## Input for this task
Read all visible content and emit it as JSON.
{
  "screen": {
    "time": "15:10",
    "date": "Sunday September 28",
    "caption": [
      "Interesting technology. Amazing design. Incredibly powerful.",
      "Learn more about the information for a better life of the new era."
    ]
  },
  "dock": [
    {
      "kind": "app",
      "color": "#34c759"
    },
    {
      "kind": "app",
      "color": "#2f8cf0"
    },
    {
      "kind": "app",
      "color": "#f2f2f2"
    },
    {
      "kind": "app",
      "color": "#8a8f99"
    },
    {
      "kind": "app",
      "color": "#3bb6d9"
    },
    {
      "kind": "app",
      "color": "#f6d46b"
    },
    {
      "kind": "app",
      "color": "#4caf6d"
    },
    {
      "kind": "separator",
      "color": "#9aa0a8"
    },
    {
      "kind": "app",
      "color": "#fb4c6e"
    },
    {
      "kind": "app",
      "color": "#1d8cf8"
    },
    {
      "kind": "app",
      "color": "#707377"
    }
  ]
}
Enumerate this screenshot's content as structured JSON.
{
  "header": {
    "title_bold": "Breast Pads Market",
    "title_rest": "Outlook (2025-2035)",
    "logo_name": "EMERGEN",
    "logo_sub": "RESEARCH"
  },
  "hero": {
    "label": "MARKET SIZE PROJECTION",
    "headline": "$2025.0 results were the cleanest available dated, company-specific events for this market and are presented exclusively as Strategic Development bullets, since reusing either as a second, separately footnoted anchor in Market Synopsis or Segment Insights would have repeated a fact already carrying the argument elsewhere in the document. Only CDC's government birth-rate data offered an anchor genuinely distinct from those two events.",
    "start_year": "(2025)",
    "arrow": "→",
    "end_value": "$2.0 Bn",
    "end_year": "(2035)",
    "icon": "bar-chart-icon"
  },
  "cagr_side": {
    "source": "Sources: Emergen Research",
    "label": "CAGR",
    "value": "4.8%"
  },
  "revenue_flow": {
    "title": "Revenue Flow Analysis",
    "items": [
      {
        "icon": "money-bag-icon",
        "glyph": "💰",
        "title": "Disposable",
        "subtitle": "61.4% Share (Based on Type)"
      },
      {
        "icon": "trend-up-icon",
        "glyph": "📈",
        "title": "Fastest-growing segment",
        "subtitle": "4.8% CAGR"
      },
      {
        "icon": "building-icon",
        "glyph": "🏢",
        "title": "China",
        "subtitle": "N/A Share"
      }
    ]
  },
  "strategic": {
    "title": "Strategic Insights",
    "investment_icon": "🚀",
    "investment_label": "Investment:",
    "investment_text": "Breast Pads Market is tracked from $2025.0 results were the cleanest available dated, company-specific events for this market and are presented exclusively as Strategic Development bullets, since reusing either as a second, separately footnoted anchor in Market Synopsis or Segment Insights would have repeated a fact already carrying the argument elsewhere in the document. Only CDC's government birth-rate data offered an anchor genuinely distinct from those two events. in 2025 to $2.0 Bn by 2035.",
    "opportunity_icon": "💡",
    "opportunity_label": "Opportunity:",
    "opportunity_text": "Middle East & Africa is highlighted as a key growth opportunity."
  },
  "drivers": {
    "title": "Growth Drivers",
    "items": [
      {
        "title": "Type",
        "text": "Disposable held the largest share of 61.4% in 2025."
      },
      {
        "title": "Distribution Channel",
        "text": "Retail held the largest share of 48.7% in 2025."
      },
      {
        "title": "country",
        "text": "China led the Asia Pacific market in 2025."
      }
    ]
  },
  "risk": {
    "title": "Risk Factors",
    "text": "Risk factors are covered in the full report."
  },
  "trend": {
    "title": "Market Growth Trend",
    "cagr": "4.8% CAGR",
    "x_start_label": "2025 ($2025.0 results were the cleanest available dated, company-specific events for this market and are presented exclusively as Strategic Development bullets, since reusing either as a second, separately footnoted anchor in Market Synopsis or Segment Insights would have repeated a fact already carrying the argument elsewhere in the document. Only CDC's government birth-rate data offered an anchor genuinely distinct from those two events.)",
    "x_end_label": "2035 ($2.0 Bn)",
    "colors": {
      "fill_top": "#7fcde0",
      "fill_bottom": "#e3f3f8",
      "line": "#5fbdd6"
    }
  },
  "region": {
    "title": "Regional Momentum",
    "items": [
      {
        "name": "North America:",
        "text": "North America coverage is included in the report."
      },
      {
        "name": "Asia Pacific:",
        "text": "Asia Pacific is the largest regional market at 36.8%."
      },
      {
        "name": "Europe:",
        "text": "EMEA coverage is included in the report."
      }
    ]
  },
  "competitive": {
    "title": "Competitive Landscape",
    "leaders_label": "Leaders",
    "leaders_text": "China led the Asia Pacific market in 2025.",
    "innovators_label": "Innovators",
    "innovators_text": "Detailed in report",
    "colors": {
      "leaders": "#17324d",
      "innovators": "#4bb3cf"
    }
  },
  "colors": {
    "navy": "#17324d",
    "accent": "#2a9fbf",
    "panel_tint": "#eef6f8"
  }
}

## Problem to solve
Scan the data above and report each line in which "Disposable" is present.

## Solved exercise
        "title": "Disposable",
        "text": "Disposable held the largest share of 61.4% in 2025."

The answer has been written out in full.